The product was highly profitable, but still, it seemed we might be able to shorten the process and make it more efficient. So, the course participants suggested a few significant improvements and elimination of some of the stages.
When the dilemma is personal, I recommend making your own decision in all cases. Remember that everyone, including those close to you, has personal agendas and interests in your decision. However objective the person you choose to advise you may be, they will be influenced by their own attitudes and perceptions of the matter. When the decision is an organizational one, the situation is different, and I'll expand on this later.
This month will see the publication of my first book will: Manage! Best Value Practices for Effective Management. To celebrate it, I would like to dedicate this weekly article to the role of the ideal manager.
This is the first chapter from my new book: Manage! Best Value Practices for Effective Management. The purpose of this book is to provide a fresh look on how you can improve business results by making your company matter to your employees.
Brainstorming is one of the basic tools in the development of ideas, problem-solving, creative thinking or any other group endeavor. When we develop Fishbone with the objective of arriving at the root cause of a specific problem, brainstorming is the basic tool we should use.
The CEO of that company led the business and marketing development and wanted to ensure that they would never lack product to supply orders, and therefore their warehouses were full of product that turned out to be defective.
Many CEO's have attained their management positions without any training or preparation. Almost all the direct managers of employees that I have met (work managers, department managers, line managers, etc.) were promoted to their positions because they were good employees.
"Ministry of Commerce: 20% of Israelis Pay 85% of our Revenue Tax" (article in The Marker, February 8, 2017).This distribution illustrates the principle known as the Pareto Principle, or the 80-20 rule. This principle was developed by Italian economist Vilfredo Pareto (1848-1923), who claimed that in many situations, 80% of the results or effects stem from 20% of the active factors or causes.

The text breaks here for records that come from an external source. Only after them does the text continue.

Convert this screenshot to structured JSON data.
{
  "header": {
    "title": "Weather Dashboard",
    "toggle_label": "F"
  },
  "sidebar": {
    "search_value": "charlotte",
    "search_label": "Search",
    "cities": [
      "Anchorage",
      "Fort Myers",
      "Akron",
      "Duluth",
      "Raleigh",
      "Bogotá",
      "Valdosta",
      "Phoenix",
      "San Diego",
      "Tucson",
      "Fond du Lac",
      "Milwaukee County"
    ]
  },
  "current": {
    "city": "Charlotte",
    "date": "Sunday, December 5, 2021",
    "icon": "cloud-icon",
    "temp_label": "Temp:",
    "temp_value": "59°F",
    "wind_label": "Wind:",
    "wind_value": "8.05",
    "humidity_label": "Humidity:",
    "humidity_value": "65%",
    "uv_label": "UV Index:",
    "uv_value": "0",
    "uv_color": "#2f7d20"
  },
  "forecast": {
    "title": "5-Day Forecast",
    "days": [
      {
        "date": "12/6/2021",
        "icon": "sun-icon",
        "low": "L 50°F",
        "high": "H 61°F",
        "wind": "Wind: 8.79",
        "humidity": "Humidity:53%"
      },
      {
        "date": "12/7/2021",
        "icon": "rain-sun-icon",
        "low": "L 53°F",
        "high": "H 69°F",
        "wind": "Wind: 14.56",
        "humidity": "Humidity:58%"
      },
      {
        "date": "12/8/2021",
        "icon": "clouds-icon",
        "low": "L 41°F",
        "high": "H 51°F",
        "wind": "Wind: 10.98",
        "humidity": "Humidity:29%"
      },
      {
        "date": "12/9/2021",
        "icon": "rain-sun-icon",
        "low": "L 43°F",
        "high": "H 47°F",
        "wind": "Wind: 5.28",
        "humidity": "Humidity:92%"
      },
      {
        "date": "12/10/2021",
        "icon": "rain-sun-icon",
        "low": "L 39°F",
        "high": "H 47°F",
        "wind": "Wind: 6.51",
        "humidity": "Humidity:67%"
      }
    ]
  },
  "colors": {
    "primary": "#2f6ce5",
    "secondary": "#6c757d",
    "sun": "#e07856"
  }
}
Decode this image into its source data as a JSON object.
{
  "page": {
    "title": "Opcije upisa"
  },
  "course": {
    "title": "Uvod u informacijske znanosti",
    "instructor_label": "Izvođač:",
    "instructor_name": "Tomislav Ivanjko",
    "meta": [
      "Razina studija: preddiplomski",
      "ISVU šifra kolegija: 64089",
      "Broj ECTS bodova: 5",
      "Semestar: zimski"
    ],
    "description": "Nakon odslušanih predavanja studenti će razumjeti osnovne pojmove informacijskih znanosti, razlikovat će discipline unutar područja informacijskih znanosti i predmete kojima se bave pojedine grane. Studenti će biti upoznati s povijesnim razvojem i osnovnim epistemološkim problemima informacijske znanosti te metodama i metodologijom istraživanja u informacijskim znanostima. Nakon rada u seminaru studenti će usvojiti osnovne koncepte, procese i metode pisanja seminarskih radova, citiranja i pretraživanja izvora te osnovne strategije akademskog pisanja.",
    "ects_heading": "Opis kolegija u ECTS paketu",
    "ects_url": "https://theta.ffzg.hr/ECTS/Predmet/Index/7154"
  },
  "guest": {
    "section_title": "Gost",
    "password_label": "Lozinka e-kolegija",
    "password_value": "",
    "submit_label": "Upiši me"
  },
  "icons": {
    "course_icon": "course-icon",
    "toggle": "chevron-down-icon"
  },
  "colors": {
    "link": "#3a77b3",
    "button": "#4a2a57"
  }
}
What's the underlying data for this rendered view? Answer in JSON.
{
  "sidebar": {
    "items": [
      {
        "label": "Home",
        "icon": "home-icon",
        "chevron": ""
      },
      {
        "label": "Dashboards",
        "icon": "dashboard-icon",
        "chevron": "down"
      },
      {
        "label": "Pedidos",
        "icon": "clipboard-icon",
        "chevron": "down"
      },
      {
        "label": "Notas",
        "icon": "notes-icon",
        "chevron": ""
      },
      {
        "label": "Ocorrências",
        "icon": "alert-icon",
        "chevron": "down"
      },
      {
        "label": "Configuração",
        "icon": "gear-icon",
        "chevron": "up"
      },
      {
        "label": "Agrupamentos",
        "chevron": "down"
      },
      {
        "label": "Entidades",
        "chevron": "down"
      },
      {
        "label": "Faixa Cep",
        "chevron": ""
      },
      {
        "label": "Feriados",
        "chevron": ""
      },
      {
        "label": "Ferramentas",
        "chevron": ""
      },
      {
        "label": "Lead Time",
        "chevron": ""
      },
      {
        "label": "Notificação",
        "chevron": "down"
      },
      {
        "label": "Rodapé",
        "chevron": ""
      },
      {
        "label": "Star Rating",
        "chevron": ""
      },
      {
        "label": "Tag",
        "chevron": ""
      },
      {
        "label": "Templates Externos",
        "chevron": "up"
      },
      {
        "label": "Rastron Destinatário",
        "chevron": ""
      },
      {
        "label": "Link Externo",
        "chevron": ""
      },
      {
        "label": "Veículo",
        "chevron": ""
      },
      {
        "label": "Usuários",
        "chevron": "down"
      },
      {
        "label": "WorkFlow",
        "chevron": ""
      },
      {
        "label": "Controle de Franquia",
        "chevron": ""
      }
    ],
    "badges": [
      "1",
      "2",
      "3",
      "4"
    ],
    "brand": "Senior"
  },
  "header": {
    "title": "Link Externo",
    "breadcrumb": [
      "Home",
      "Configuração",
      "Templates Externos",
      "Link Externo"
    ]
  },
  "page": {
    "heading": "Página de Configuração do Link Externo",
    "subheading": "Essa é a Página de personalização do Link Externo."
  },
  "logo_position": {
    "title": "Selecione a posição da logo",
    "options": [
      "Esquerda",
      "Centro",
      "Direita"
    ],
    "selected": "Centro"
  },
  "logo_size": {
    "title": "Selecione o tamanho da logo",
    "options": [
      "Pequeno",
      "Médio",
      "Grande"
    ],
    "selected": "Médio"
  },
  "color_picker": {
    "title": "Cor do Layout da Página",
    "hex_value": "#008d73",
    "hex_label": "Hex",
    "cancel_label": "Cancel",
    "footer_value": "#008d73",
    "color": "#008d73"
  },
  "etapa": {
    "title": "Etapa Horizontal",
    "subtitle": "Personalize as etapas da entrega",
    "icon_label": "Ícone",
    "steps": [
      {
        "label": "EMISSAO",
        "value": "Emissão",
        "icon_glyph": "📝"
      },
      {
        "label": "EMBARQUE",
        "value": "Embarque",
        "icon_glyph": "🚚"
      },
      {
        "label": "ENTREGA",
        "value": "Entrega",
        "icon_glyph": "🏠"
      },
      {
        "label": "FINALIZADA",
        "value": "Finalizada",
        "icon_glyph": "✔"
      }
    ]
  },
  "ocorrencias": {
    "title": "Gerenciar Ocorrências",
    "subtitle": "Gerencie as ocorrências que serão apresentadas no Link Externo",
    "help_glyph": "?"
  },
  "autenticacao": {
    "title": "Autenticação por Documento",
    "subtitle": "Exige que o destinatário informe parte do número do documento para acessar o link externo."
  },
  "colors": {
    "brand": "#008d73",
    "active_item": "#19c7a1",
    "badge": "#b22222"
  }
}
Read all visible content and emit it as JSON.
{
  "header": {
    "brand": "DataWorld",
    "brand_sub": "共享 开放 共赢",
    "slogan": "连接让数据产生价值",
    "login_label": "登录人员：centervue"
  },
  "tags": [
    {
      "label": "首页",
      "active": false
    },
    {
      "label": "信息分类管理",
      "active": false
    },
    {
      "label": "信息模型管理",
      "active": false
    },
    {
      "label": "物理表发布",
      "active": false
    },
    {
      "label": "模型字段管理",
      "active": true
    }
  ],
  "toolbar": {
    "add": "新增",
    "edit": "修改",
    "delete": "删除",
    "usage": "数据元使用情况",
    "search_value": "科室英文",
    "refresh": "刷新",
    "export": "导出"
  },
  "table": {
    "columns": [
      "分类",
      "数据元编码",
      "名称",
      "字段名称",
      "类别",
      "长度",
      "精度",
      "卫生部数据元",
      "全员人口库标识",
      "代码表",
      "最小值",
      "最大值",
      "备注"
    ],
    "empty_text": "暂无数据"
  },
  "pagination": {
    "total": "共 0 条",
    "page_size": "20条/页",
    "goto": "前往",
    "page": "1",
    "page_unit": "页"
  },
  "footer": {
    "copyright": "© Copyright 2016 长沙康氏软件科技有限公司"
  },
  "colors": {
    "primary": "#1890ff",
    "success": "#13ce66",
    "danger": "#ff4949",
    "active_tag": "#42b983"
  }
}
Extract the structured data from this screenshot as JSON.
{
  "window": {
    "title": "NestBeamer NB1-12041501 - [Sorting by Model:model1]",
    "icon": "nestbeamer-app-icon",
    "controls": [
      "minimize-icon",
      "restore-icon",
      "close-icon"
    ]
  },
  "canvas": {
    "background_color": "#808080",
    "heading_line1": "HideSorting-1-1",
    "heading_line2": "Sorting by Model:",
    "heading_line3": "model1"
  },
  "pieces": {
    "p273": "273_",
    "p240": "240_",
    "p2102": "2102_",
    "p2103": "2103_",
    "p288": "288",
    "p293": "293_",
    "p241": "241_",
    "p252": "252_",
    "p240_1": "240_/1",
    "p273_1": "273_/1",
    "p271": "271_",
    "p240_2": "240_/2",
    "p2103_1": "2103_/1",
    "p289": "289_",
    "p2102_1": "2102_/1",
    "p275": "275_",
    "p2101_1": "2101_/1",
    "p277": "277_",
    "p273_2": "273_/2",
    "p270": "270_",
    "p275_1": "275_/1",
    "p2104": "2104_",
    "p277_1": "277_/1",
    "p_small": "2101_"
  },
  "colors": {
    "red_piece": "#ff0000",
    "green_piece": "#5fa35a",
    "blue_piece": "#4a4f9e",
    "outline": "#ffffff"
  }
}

At a major public company's plant, output was never measured. Production planning was performed on the basis of machine work hours for each product, and there was no control undertaken on this either. As the objective is to produce some kind of product, or to provide a service, we need to measure output and not the hours during which we have manufactured or planned production.